We've had quite a bit of snow lately, most of it falling in long, relentless storms of tiny flakes: the kind of snowstorm that softens the edges of not only the physical world but also the world of sound, and, somehow, the province of emotion.
For some reason, ravens seem to be exceptions to that blankness; their silhouettes nearly as sharp as on a clear day, their calls and the rattle of their wings as carrying, their characters as substantial. It's as if they are drawing all the world's crispness into themselves as a joke, leaving the rest of us to drift around, muffled and half-present while they chuckle.
In my opinion, no other trees in Southeast Alaska are as suffused with sheer character as shore pines (Pinus contorta contorta). Over hundreds of years, they grow into an incredible variety of shapes, pressed and bent and corkscrewed by snow and wind and time.
Then, after they live out their multi-century lives and begin to decompose, their unique characters emerge even more strongly. Most have twisted trunks (according to a small study a friend and I did last winter, almost all trunks twist to the right). Some, like this one, twist in incredibly tight spirals, while others are more relaxed. Over time, they begin to look less like tree trunks and more like frayed and rotting ropes, their fibers gone soft and silver.
On a walk yesterday, 1000 feet elevation. Little grainy patches of snow were all that remained from last weekend's snowfall, and the bog grasses/sedges were matted and glum. Wind was gusting, making alder leaves skitter across the road.
The ermine didn't skitter–it rippled, moving along the ground like a minnow along a streambed. I held my breath as it crossed a small meadow and dived into the gloom under a hemlock.
Then I walked on, with leaves skittering around my feet. This is my memory of that encounter.
The Weather Service says we had a dry October, but that doesn't mean sunny. The days have been windswept, cold, and cloudy, for the most part. On my walks I've been watching the tops of the leafless alders, fascinated by the pattern of dark branches against shining sky.
It all looks so cold and lifeless… and then I'll walk past another tree and hundreds of small birds (siskins and probably redpolls too) will explode from the branches and swirl into the sky.
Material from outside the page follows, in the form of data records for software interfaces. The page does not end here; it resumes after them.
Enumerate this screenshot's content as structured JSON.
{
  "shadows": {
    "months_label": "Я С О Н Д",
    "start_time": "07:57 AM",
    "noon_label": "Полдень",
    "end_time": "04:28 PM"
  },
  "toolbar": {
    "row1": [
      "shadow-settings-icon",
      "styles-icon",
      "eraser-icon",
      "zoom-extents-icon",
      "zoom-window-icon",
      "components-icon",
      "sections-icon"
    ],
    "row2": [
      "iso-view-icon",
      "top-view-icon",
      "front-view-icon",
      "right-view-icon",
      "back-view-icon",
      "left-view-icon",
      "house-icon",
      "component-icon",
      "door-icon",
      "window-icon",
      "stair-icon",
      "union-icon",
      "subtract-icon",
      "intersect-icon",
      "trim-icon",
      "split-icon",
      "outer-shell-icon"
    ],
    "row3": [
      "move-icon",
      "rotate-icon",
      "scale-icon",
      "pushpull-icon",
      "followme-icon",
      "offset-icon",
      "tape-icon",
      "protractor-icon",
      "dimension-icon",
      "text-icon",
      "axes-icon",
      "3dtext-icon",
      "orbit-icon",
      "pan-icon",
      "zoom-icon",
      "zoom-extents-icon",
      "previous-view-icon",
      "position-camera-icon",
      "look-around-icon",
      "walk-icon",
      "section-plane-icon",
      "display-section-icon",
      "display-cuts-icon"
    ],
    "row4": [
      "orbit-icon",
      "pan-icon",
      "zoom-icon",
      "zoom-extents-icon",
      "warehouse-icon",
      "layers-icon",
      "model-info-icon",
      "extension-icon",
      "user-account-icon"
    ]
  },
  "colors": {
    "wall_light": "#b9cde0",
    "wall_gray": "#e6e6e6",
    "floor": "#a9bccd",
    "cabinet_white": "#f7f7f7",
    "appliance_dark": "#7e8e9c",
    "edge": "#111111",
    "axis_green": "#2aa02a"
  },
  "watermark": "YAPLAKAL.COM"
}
They'll eddy for a moment like a river current, then descend to clutter the branches of the next alder. Then, as I approach, they'll take off again, all in unison so that hundreds of tiny, soft wing-claps merge into a great and startling "whump".
This sketch was inspired by those patterns of branches and birds. I haven't quite got the gestures of the alder branches, but I think it captures some of that restless motion.